* Stored records
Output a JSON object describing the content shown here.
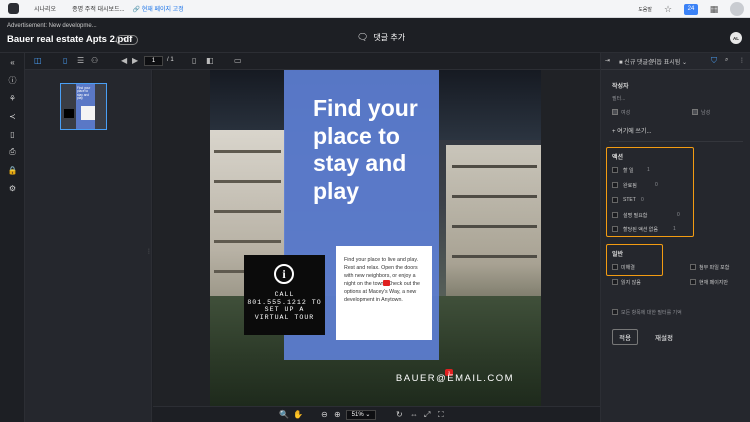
{
  "topbar": {
    "nav": [
      "시나리오",
      "종명 주적 대시보드...",
      "현재 페이지 고정"
    ],
    "lang": "도움말",
    "notification_count": "24"
  },
  "doc": {
    "ad_label": "Advertisement: New developme...",
    "title": "Bauer real estate Apts 2.pdf",
    "version": "v1",
    "add_comment": "댓글 추가",
    "user_initials": "AL"
  },
  "toolbar": {
    "page_current": "1",
    "page_total": "/ 1"
  },
  "thumbnail": {
    "text": "Find your place to stay and play"
  },
  "flyer": {
    "headline": "Find your place to stay and play",
    "cta": "CALL 801.555.1212 TO SET UP A VIRTUAL TOUR",
    "body": "Find your place to live and play. Rest and relax. Open the doors with new neighbors, or enjoy a night on the town. Check out the options at Macey's Way, a new development in Anytown.",
    "marker": "3",
    "email": "BAUER@EMAIL.COM"
  },
  "bottombar": {
    "zoom": "51%"
  },
  "right_panel": {
    "header_sort": "신규 댓글순",
    "header_filter": "거듭 표시됨",
    "author_label": "작성자",
    "author_placeholder": "필터...",
    "author_opt1": "여성",
    "author_opt2": "남성",
    "write_here": "+ 여기에 쓰기...",
    "actions_title": "액션",
    "actions": [
      {
        "label": "할 일",
        "count": "1"
      },
      {
        "label": "완료됨",
        "count": "0"
      },
      {
        "label": "STET",
        "count": "0"
      },
      {
        "label": "설명 필요함",
        "count": "0"
      },
      {
        "label": "할당된 액션 없음",
        "count": "1"
      }
    ],
    "general_title": "일반",
    "general": [
      "미해결",
      "읽지 않음",
      "첨부 파일 포함",
      "현재 페이지만"
    ],
    "option_text": "모든 항목에 대한 필터를 기억",
    "apply": "적용",
    "reset": "재설정"
  }
}
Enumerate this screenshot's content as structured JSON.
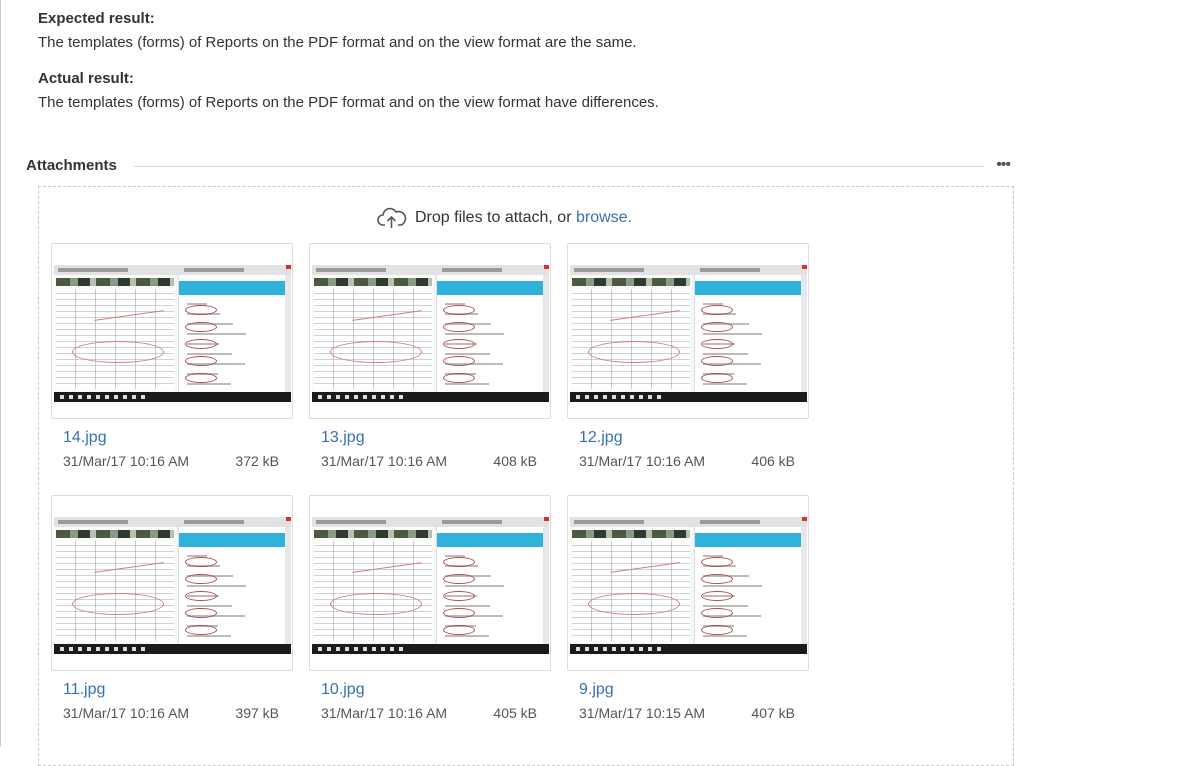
{
  "expected": {
    "heading": "Expected result:",
    "text": "The templates (forms) of Reports on the PDF format and on the view format are the same."
  },
  "actual": {
    "heading": "Actual result:",
    "text": "The templates (forms) of Reports on the PDF format and on the view format have differences."
  },
  "attachments": {
    "title": "Attachments",
    "more_label": "•••",
    "drop_text": "Drop files to attach, or",
    "browse_label": "browse.",
    "files": [
      {
        "name": "14.jpg",
        "date": "31/Mar/17 10:16 AM",
        "size": "372 kB"
      },
      {
        "name": "13.jpg",
        "date": "31/Mar/17 10:16 AM",
        "size": "408 kB"
      },
      {
        "name": "12.jpg",
        "date": "31/Mar/17 10:16 AM",
        "size": "406 kB"
      },
      {
        "name": "11.jpg",
        "date": "31/Mar/17 10:16 AM",
        "size": "397 kB"
      },
      {
        "name": "10.jpg",
        "date": "31/Mar/17 10:16 AM",
        "size": "405 kB"
      },
      {
        "name": "9.jpg",
        "date": "31/Mar/17 10:15 AM",
        "size": "407 kB"
      }
    ]
  },
  "colors": {
    "link": "#3572b0",
    "accent_bar": "#31b2dd",
    "annotation": "#d97a7a"
  },
  "icons": {
    "upload": "cloud-upload-icon",
    "more": "more-horizontal-icon"
  }
}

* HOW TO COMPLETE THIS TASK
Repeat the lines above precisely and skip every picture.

* WRITTEN RESPONSE
Output a JSON object describing the content shown here.
{
  "topbar": {
    "nav": [
      "시나리오",
      "종명 주적 대시보드...",
      "현재 페이지 고정"
    ],
    "lang": "도움말",
    "notification_count": "24"
  },
  "doc": {
    "ad_label": "Advertisement: New developme...",
    "title": "Bauer real estate Apts 2.pdf",
    "version": "v1",
    "add_comment": "댓글 추가",
    "user_initials": "AL"
  },
  "toolbar": {
    "page_current": "1",
    "page_total": "/ 1"
  },
  "thumbnail": {
    "text": "Find your place to stay and play"
  },
  "flyer": {
    "headline": "Find your place to stay and play",
    "cta": "CALL 801.555.1212 TO SET UP A VIRTUAL TOUR",
    "body": "Find your place to live and play. Rest and relax. Open the doors with new neighbors, or enjoy a night on the town. Check out the options at Macey's Way, a new development in Anytown.",
    "marker": "3",
    "email": "BAUER@EMAIL.COM"
  },
  "bottombar": {
    "zoom": "51%"
  },
  "right_panel": {
    "header_sort": "신규 댓글순",
    "header_filter": "거듭 표시됨",
    "author_label": "작성자",
    "author_placeholder": "필터...",
    "author_opt1": "여성",
    "author_opt2": "남성",
    "write_here": "+ 여기에 쓰기...",
    "actions_title": "액션",
    "actions": [
      {
        "label": "할 일",
        "count": "1"
      },
      {
        "label": "완료됨",
        "count": "0"
      },
      {
        "label": "STET",
        "count": "0"
      },
      {
        "label": "설명 필요함",
        "count": "0"
      },
      {
        "label": "할당된 액션 없음",
        "count": "1"
      }
    ],
    "general_title": "일반",
    "general": [
      "미해결",
      "읽지 않음",
      "첨부 파일 포함",
      "현재 페이지만"
    ],
    "option_text": "모든 항목에 대한 필터를 기억",
    "apply": "적용",
    "reset": "재설정"
  }
}
Enumerate this screenshot's content as structured JSON.
{
  "expected": {
    "heading": "Expected result:",
    "text": "The templates (forms) of Reports on the PDF format and on the view format are the same."
  },
  "actual": {
    "heading": "Actual result:",
    "text": "The templates (forms) of Reports on the PDF format and on the view format have differences."
  },
  "attachments": {
    "title": "Attachments",
    "more_label": "•••",
    "drop_text": "Drop files to attach, or",
    "browse_label": "browse.",
    "files": [
      {
        "name": "14.jpg",
        "date": "31/Mar/17 10:16 AM",
        "size": "372 kB"
      },
      {
        "name": "13.jpg",
        "date": "31/Mar/17 10:16 AM",
        "size": "408 kB"
      },
      {
        "name": "12.jpg",
        "date": "31/Mar/17 10:16 AM",
        "size": "406 kB"
      },
      {
        "name": "11.jpg",
        "date": "31/Mar/17 10:16 AM",
        "size": "397 kB"
      },
      {
        "name": "10.jpg",
        "date": "31/Mar/17 10:16 AM",
        "size": "405 kB"
      },
      {
        "name": "9.jpg",
        "date": "31/Mar/17 10:15 AM",
        "size": "407 kB"
      }
    ]
  },
  "colors": {
    "link": "#3572b0",
    "accent_bar": "#31b2dd",
    "annotation": "#d97a7a"
  },
  "icons": {
    "upload": "cloud-upload-icon",
    "more": "more-horizontal-icon"
  }
}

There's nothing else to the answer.